A former three-star general who served as the Republicans' chief counsel on the Benghazi Select Committee repeatedly acknowledged as he interviewed witnesses during the committee's investigation that nothing "could have been done differently to affect the outcome in Benghazi."
The quotes, which came from multiple interviews conducted by the committee, were revealed publicly for the first time in a letter to Benghazi Select Committee chairman Trey Gowdy, R-S.C., from ranking member Elijah Cummings, D-Md., and House Armed Services Committee ranking member Adam Smith, D-Wash.
Although he is not identified by name in the letter, it has been publicly reported that Gowdy had hired Lt. Gen. Dana K. Chipman "to lead the panel's legal team." Chipman left the committee earlier this year.
While interviewing former Secretary of Defense Leon Panetta in January, the then-chief counsel acknowledged, "I think you ordered exactly the right forces to move out and to head toward a position where they could reinforce what was occurring in Benghazi or in Tripoli or elsewhere in the region. And, sir, I don't disagree with the actions you took, the recommendations you made, and the decisions you directed." (Emphasis added)
Later in the interview he told Panetta, "And again, sir, I don't mean to suggest that anything could have been done differently to affect the outcome in Benghazi, and I think you would agree with that."
These statements undermine one of the GOP's most heavily recycled -- and completely unfounded -- talking points about the 2012 attack on the U.S. diplomatic compound and CIA annex in Benghazi, Libya, which killed four Americans. Republicans have repeatedly and baselessly claimed that President Obama and former Secretary of State Hillary Clinton ordered the military to "stand down" and not respond to the attacks.
Gowdy praised Chipman when he brought him onto the committee's legal team, remarking, "If you are serious about conducting a fair, thorough, fact-centric investigation devoid of gratuitous partisanship, it stands to reason you would select someone with those same characteristics to lead the investigation."
In the committee's "Interim Progress Update," released in May 2015, Gowdy boasted of the "highly-qualified staff" he had gathered to aid the investigation, specifically mentioning Chipman.

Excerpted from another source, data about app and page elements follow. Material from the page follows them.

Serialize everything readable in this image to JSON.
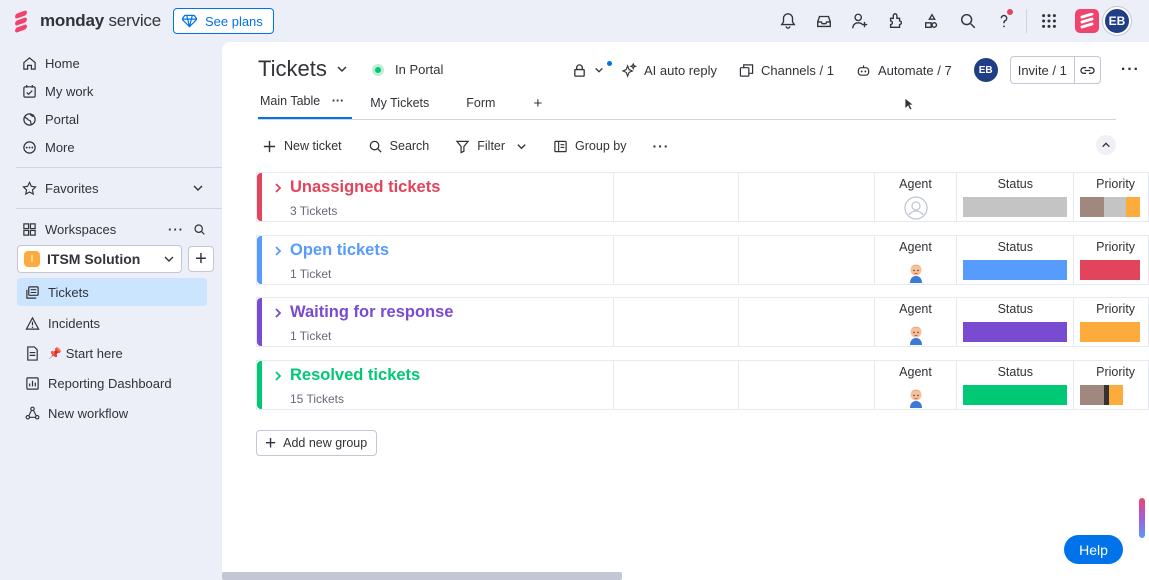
{
  "topbar": {
    "brand_bold": "monday",
    "brand_rest": " service",
    "see_plans": "See plans",
    "avatar": "EB"
  },
  "sidebar": {
    "nav": [
      {
        "label": "Home"
      },
      {
        "label": "My work"
      },
      {
        "label": "Portal"
      },
      {
        "label": "More"
      }
    ],
    "favorites": "Favorites",
    "workspaces": "Workspaces",
    "workspace_badge": "I",
    "workspace_name": "ITSM Solution",
    "items": [
      {
        "label": "Tickets"
      },
      {
        "label": "Incidents"
      },
      {
        "label": "Start here"
      },
      {
        "label": "Reporting Dashboard"
      },
      {
        "label": "New workflow"
      }
    ]
  },
  "board": {
    "title": "Tickets",
    "portal_status": "In Portal",
    "ai_auto_reply": "AI auto reply",
    "channels": "Channels / 1",
    "automate": "Automate / 7",
    "avatar": "EB",
    "invite": "Invite / 1",
    "tabs": [
      {
        "label": "Main Table"
      },
      {
        "label": "My Tickets"
      },
      {
        "label": "Form"
      }
    ],
    "toolbar": {
      "new_ticket": "New ticket",
      "search": "Search",
      "filter": "Filter",
      "group_by": "Group by"
    },
    "columns": {
      "agent": "Agent",
      "status": "Status",
      "priority": "Priority"
    },
    "groups": [
      {
        "title": "Unassigned tickets",
        "count": "3 Tickets",
        "color": "#e2445c",
        "status_color": "#c4c4c4",
        "priority": [
          "#a1887f",
          "#c4c4c4",
          "#fdab3d"
        ],
        "agent": "empty"
      },
      {
        "title": "Open tickets",
        "count": "1 Ticket",
        "color": "#579bfc",
        "status_color": "#579bfc",
        "priority": [
          "#e2445c"
        ],
        "agent": "person"
      },
      {
        "title": "Waiting for response",
        "count": "1 Ticket",
        "color": "#784bd1",
        "status_color": "#784bd1",
        "priority": [
          "#fdab3d"
        ],
        "agent": "person"
      },
      {
        "title": "Resolved tickets",
        "count": "15 Tickets",
        "color": "#00c875",
        "status_color": "#00c875",
        "priority": [
          "#a1887f",
          "#333333",
          "#fdab3d"
        ],
        "agent": "person"
      }
    ],
    "add_group": "Add new group",
    "help": "Help"
  },
  "colors": {
    "accent": "#0073ea",
    "brand": "#f0446c"
  }
}
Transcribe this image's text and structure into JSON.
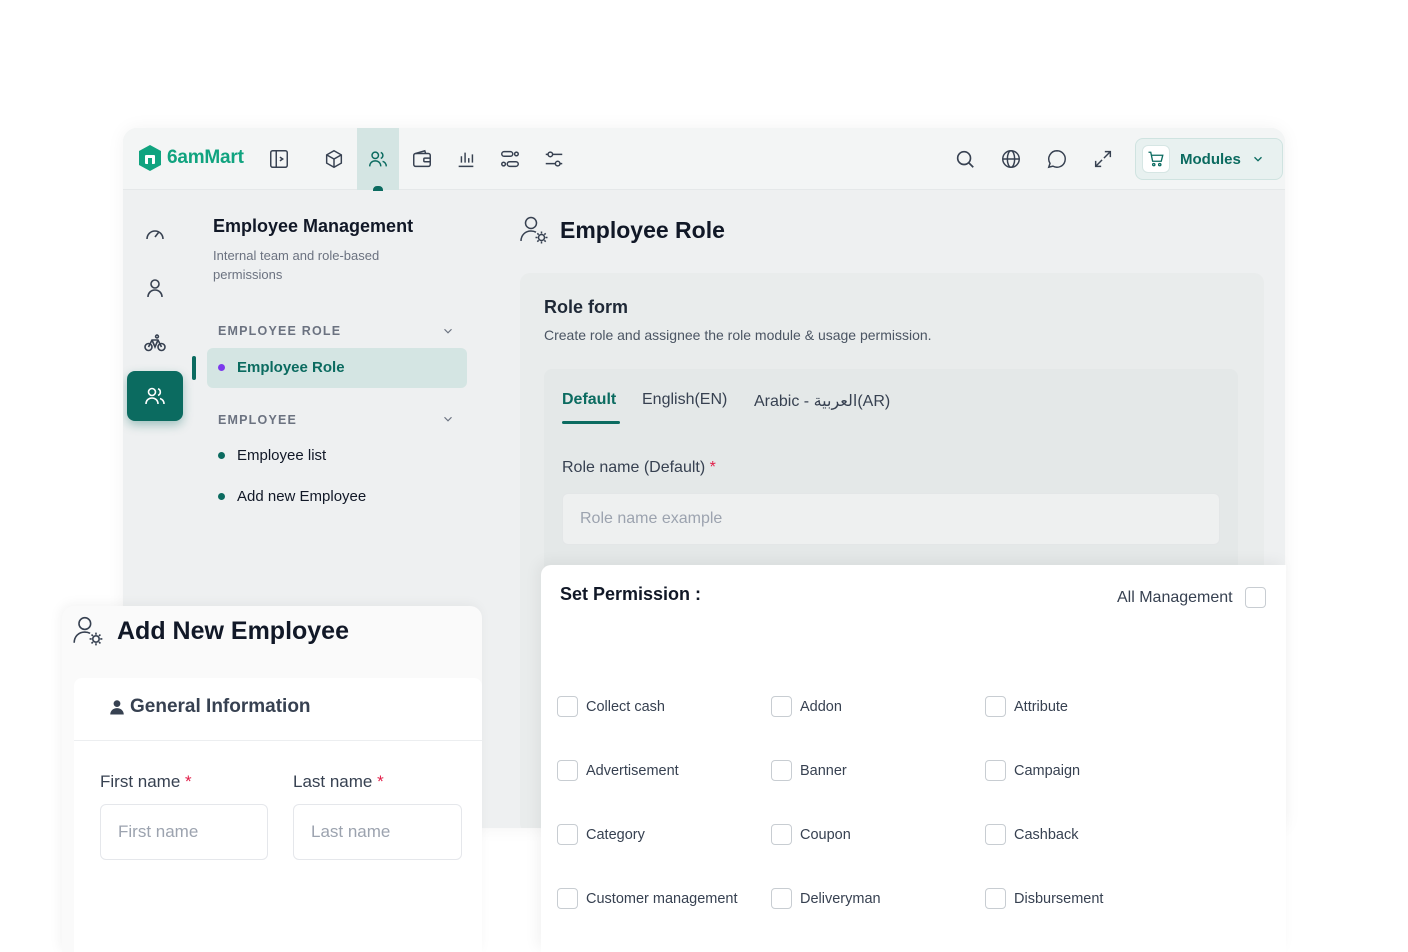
{
  "app": {
    "logo_text": "6amMart",
    "modules_label": "Modules"
  },
  "sidebar": {
    "title": "Employee Management",
    "subtitle": "Internal team and role-based permissions",
    "sections": [
      {
        "label": "EMPLOYEE ROLE",
        "items": [
          {
            "label": "Employee Role",
            "active": true
          }
        ]
      },
      {
        "label": "EMPLOYEE",
        "items": [
          {
            "label": "Employee list"
          },
          {
            "label": "Add new Employee"
          }
        ]
      }
    ]
  },
  "main": {
    "page_title": "Employee Role",
    "role_form": {
      "title": "Role form",
      "subtitle": "Create role and assignee the role module & usage permission.",
      "tabs": [
        "Default",
        "English(EN)",
        "Arabic - العربية(AR)"
      ],
      "role_name_label": "Role name (Default)",
      "required_mark": "*",
      "role_name_placeholder": "Role name example"
    }
  },
  "permissions": {
    "title": "Set Permission :",
    "all_management_label": "All Management",
    "items": [
      "Collect cash",
      "Addon",
      "Attribute",
      "Advertisement",
      "Banner",
      "Campaign",
      "Category",
      "Coupon",
      "Cashback",
      "Customer management",
      "Deliveryman",
      "Disbursement"
    ]
  },
  "add_employee": {
    "title": "Add New Employee",
    "section_title": "General Information",
    "first_name_label": "First name",
    "last_name_label": "Last name",
    "required_mark": "*",
    "first_name_placeholder": "First name",
    "last_name_placeholder": "Last name"
  },
  "colors": {
    "brand": "#0b6b60",
    "logo_green": "#10a37f",
    "required": "#e11d48"
  }
}
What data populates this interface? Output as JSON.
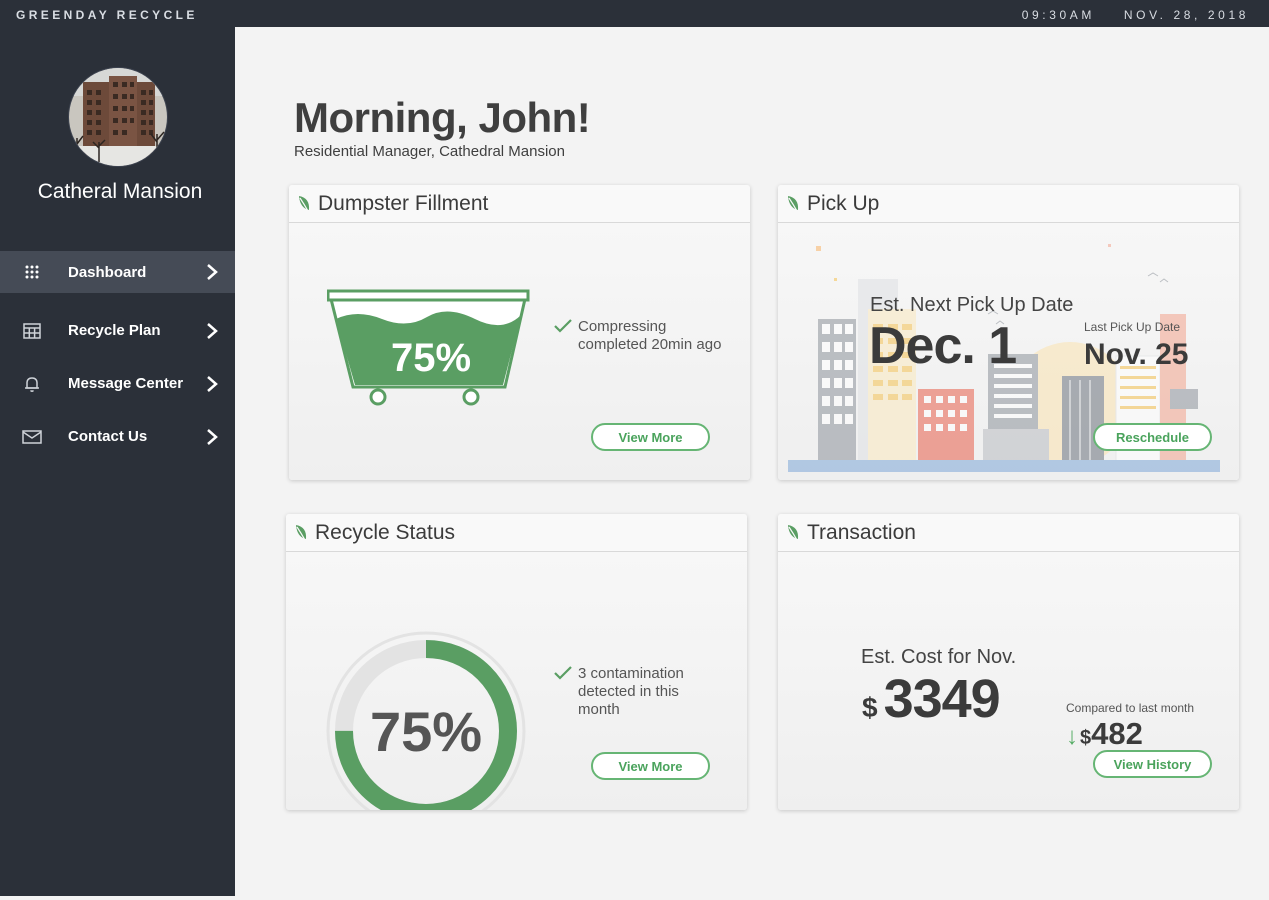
{
  "topbar": {
    "brand": "GREENDAY RECYCLE",
    "time": "09:30AM",
    "date": "NOV. 28, 2018"
  },
  "sidebar": {
    "building_name": "Catheral Mansion",
    "items": [
      {
        "label": "Dashboard",
        "icon": "grid-icon",
        "active": true
      },
      {
        "label": "Recycle Plan",
        "icon": "calendar-icon",
        "active": false
      },
      {
        "label": "Message Center",
        "icon": "bell-icon",
        "active": false
      },
      {
        "label": "Contact Us",
        "icon": "envelope-icon",
        "active": false
      }
    ]
  },
  "header": {
    "greeting": "Morning, John!",
    "role": "Residential Manager, Cathedral Mansion"
  },
  "cards": {
    "dumpster": {
      "title": "Dumpster Fillment",
      "percent_label": "75%",
      "fill_fraction": 0.75,
      "note": "Compressing completed 20min ago",
      "button": "View More"
    },
    "pickup": {
      "title": "Pick Up",
      "next_label": "Est. Next Pick Up Date",
      "next_date": "Dec. 1",
      "last_label": "Last Pick Up Date",
      "last_date": "Nov. 25",
      "button": "Reschedule"
    },
    "status": {
      "title": "Recycle Status",
      "percent_label": "75%",
      "progress_fraction": 0.75,
      "note": "3 contamination detected in this month",
      "button": "View More"
    },
    "transaction": {
      "title": "Transaction",
      "cost_label": "Est. Cost for Nov.",
      "currency": "$",
      "cost": "3349",
      "compare_label": "Compared to last month",
      "compare_value": "482",
      "compare_direction": "down",
      "button": "View History"
    }
  },
  "colors": {
    "sidebar_bg": "#2b3039",
    "accent_green": "#5a9e63",
    "button_green": "#66b574",
    "background": "#f3f3f3"
  }
}
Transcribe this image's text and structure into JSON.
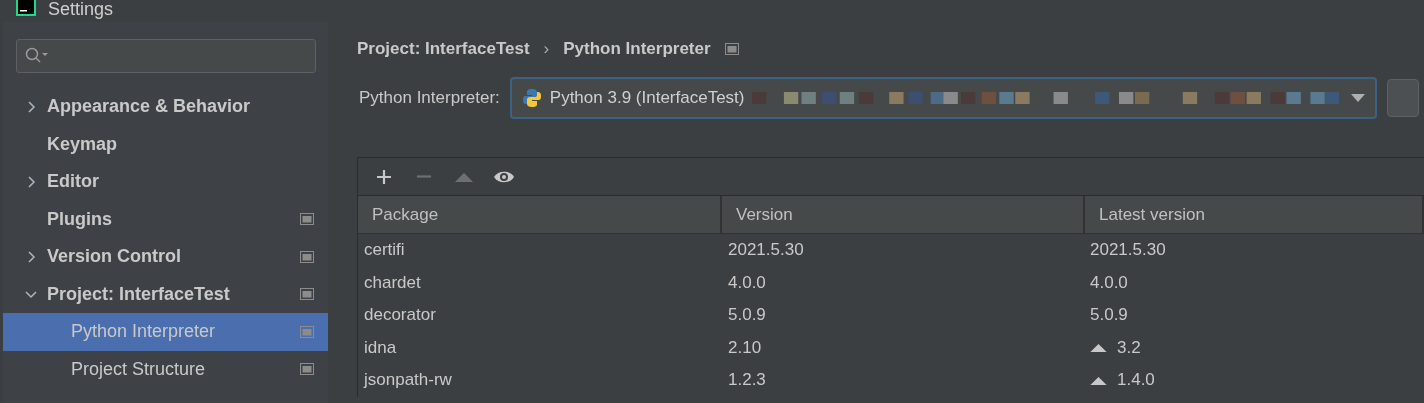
{
  "window": {
    "title": "Settings"
  },
  "sidebar": {
    "items": [
      {
        "label": "Appearance & Behavior",
        "expanded": false,
        "selected": false,
        "project_level": false
      },
      {
        "label": "Keymap",
        "selected": false,
        "project_level": false
      },
      {
        "label": "Editor",
        "expanded": false,
        "selected": false,
        "project_level": false
      },
      {
        "label": "Plugins",
        "selected": false,
        "project_level": true
      },
      {
        "label": "Version Control",
        "expanded": false,
        "selected": false,
        "project_level": true
      },
      {
        "label": "Project: InterfaceTest",
        "expanded": true,
        "selected": false,
        "project_level": true,
        "children": [
          {
            "label": "Python Interpreter",
            "selected": true,
            "project_level": true
          },
          {
            "label": "Project Structure",
            "selected": false,
            "project_level": true
          }
        ]
      }
    ]
  },
  "breadcrumb": {
    "items": [
      "Project: InterfaceTest",
      "Python Interpreter"
    ],
    "separator": "›"
  },
  "interpreter": {
    "label": "Python Interpreter:",
    "value": "Python 3.9 (InterfaceTest)"
  },
  "toolbar": [
    {
      "kind": "add",
      "disabled": false
    },
    {
      "kind": "remove",
      "disabled": true
    },
    {
      "kind": "upgrade",
      "disabled": true
    },
    {
      "kind": "show",
      "disabled": false
    }
  ],
  "table": {
    "columns": [
      "Package",
      "Version",
      "Latest version"
    ],
    "rows": [
      {
        "package": "certifi",
        "version": "2021.5.30",
        "latest": "2021.5.30",
        "upgrade": false
      },
      {
        "package": "chardet",
        "version": "4.0.0",
        "latest": "4.0.0",
        "upgrade": false
      },
      {
        "package": "decorator",
        "version": "5.0.9",
        "latest": "5.0.9",
        "upgrade": false
      },
      {
        "package": "idna",
        "version": "2.10",
        "latest": "3.2",
        "upgrade": true
      },
      {
        "package": "jsonpath-rw",
        "version": "1.2.3",
        "latest": "1.4.0",
        "upgrade": true
      }
    ]
  }
}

In an interview with Defense Department Chief of Staff Jeremy Bash, the form chief council made similar comments to those he had made to Panetta. "I would posit that from my perspective, having looked at all the materials over the last 18 months, we could not have affected the response to what occurred by 5:15 in the morning on the 12th of September in Benghazi, Libya," he said. "So let me start with that positing or that stipulation."
During the same interview, he also noted, "I don't see any way to influence what occurred there. But what I am worried about is we're caught by surprise on 9/11, we've got nothing postured to respond in a timely manner -- and you can debate what's timely, what's untimely, but nothing could have affected what occurred in Benghazi."
These statements are all in line with the conclusions of previous investigations, including those conducted by the Republican-led House Armed Services Committee and the Senate Intelligence Committee. They also match statements by military leaders including Joint Chief of Staff Chairman Martin Dempsey.
Yet Gowdy continues to claim that his committee is uncovering ground-breaking new information, saying in a statement last week that "the committee has identified new facts that significantly impact our understanding of what happened before, during, and after Benghazi."
Gowdy, in an apparently desperate attempt to find damning information about the administration's response to the attack, has sought to call as witnesses a man who anonymously called in to a right-wing radio show claiming to have previously undisclosed knowledge of the events and a purported whistleblower who recently spoke with Fox News.
Despite Gowdy's desperate attempts to salvage the image of his committee, Chipman's statements raise serious questions about what the Benghazi Select Committee has accomplished in the course of its two-year, $6.9 million investigation.